- Include the name and location of the farm
- Provide an adequate description (such as the commodity name, or the specific variety or brand name of a commodity, and, when available, any lot number or other identifier) of covered produce applicable to the record.
- Provide the location of growing areas and packing sheds
- Records need to be created at the time an activity is performed or observed.
- Records must be accurate, legible and indelible.
- Existing records to comply with other federal, state or local regulations can be used.
- Records to substantiate the qualified exemption must be kept for 3 years.
- Records can be kept electronically; true copies are accepted or can be handwritten.
- A farm has 24 hours to obtain records kept offsite and make them accessible to FDA for inspection and copying upon oral or written request.
- The records must be signed by the person who created them and by the farm supervisor or owner.
These records do not need to be submitted to FDA, NCDA or any other agency. These records must be kept by the farm on file in case they are formally requested by an inspector.
Labeling: The labeling requirement consists of including the name and complete business address of the farm where the produce was grown either on the label of the produce or to display the same information at the point-of-purchase. The labeling requirement will be effective on 1/20/2020.
Specific guidelines about labeling produce:
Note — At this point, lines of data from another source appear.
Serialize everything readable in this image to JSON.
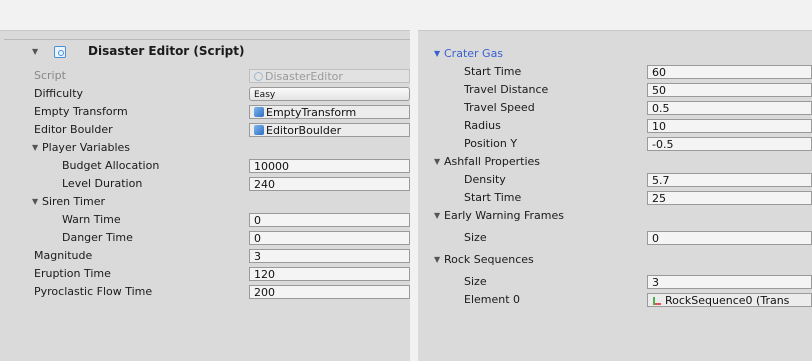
{
  "left": {
    "component_title": "Disaster Editor (Script)",
    "script": {
      "label": "Script",
      "value": "DisasterEditor"
    },
    "difficulty": {
      "label": "Difficulty",
      "value": "Easy"
    },
    "empty_transform": {
      "label": "Empty Transform",
      "value": "EmptyTransform"
    },
    "editor_boulder": {
      "label": "Editor Boulder",
      "value": "EditorBoulder"
    },
    "player_variables": {
      "label": "Player Variables",
      "budget_allocation": {
        "label": "Budget Allocation",
        "value": "10000"
      },
      "level_duration": {
        "label": "Level Duration",
        "value": "240"
      }
    },
    "siren_timer": {
      "label": "Siren Timer",
      "warn_time": {
        "label": "Warn Time",
        "value": "0"
      },
      "danger_time": {
        "label": "Danger Time",
        "value": "0"
      }
    },
    "magnitude": {
      "label": "Magnitude",
      "value": "3"
    },
    "eruption_time": {
      "label": "Eruption Time",
      "value": "120"
    },
    "pyroclastic_flow_time": {
      "label": "Pyroclastic Flow Time",
      "value": "200"
    }
  },
  "right": {
    "crater_gas": {
      "label": "Crater Gas",
      "start_time": {
        "label": "Start Time",
        "value": "60"
      },
      "travel_distance": {
        "label": "Travel Distance",
        "value": "50"
      },
      "travel_speed": {
        "label": "Travel Speed",
        "value": "0.5"
      },
      "radius": {
        "label": "Radius",
        "value": "10"
      },
      "position_y": {
        "label": "Position Y",
        "value": "-0.5"
      }
    },
    "ashfall_properties": {
      "label": "Ashfall Properties",
      "density": {
        "label": "Density",
        "value": "5.7"
      },
      "start_time": {
        "label": "Start Time",
        "value": "25"
      }
    },
    "early_warning_frames": {
      "label": "Early Warning Frames",
      "size": {
        "label": "Size",
        "value": "0"
      }
    },
    "rock_sequences": {
      "label": "Rock Sequences",
      "size": {
        "label": "Size",
        "value": "3"
      },
      "element_0": {
        "label": "Element 0",
        "value": "RockSequence0 (Trans"
      }
    }
  },
  "icons": {
    "foldout_open": "▼",
    "checkbox_state": "checked"
  },
  "colors": {
    "foldout_highlight": "#3a5fd0",
    "panel_bg": "#dadada"
  }
}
- Include the name and the business address of the farm where the produce was grown on any food packaging label.
- When food packaging label is not required, display at the point of purchase, the name and complete business address of the farm where the produce was grown, on a label, poster, sign, placard or documents delivered with the produce in the normal course of business, or in the case of Internet sales, in an electronic notice.
- The complete business address must include: street address or post office box, city, state and zip code for domestic farms, and comparable full address information for foreign farms.
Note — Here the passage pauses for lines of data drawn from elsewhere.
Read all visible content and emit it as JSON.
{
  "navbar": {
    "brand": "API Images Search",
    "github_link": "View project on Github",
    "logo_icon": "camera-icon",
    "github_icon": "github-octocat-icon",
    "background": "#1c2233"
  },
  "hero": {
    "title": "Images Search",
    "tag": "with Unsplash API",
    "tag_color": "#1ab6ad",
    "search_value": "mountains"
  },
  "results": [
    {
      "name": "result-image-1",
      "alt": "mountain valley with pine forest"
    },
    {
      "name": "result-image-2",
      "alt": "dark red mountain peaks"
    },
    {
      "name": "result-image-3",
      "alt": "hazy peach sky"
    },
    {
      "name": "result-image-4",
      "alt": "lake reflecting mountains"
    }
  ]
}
As long as a farm satisfies the requirements for records and labeling listed above or the FDA has not withdrawn a qualified exemption then the farm is compliant with the Produce Safety Rule. Qualified exempt farms are not considered “covered farms” by the Rule and consequently they will not be inspected or checked for the practices/standards set in the Rule as covered farms will. Nonetheless, FDA is expecting these farms to grow, harvest, pack, hold and distribute produce under sanitary conditions. Failure to comply with requirements listed is prohibited by the FDA.
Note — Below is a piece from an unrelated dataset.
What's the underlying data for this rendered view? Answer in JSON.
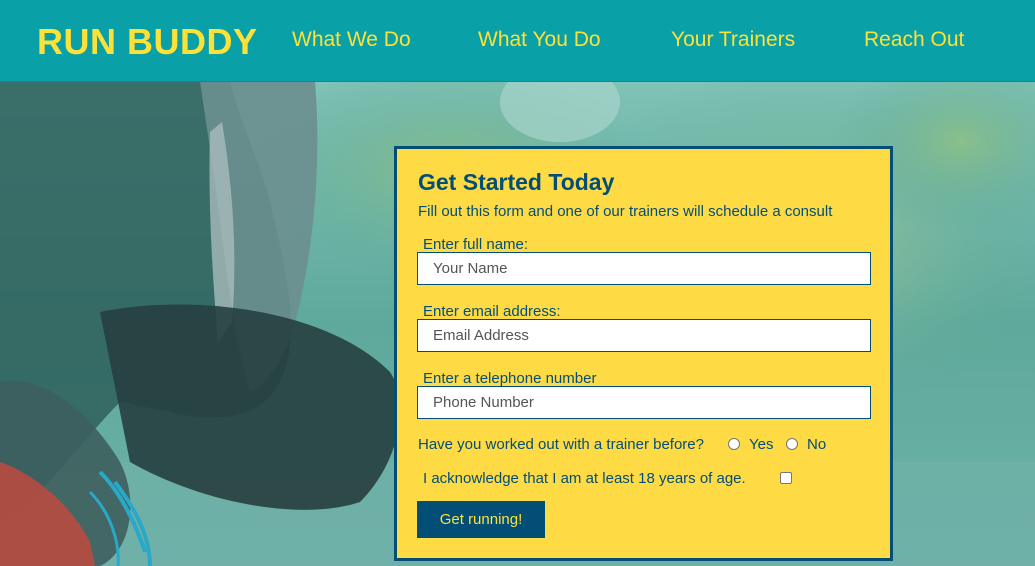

If the farm is not currently implementing good agricultural practices, it is important for the farmer to attend a training session or an educational program to learn about the topic and voluntarily implement practices that reduce the risk of foodborne illness.
Important aspects of Compliance and Enforcement
- FDA can withdraw a qualified exemption if produce has been grown, harvested, packed or held in a farm under such conditions that it is unfit for food or if it has been prepared, packed or held under unsanitary conditions where it can be contaminated with filth or have been rendered injurious to health.
- An exemption can be withdrawn in the event of an active investigation of a foodborne illness outbreak that is directly linked to a farm; or if FDA determines that is necessary to protect the public health and prevent or mitigate a foodborne illness outbreak based on conduct or conditions associated with the farm that are material to the safety of the food.
FDA will have procedures in place to:
- Withdraw exemptions.
- For farms to request a hearing if the qualified exemption has been withdrawn.
- Submit appeals by farms that have lost the qualified exempt status.
- Reinstate qualified exemptions.
This information is not legal advice. It is based on the information published in Subparts A, O, Q and R of the PS Rule. Dated 3/7/2017.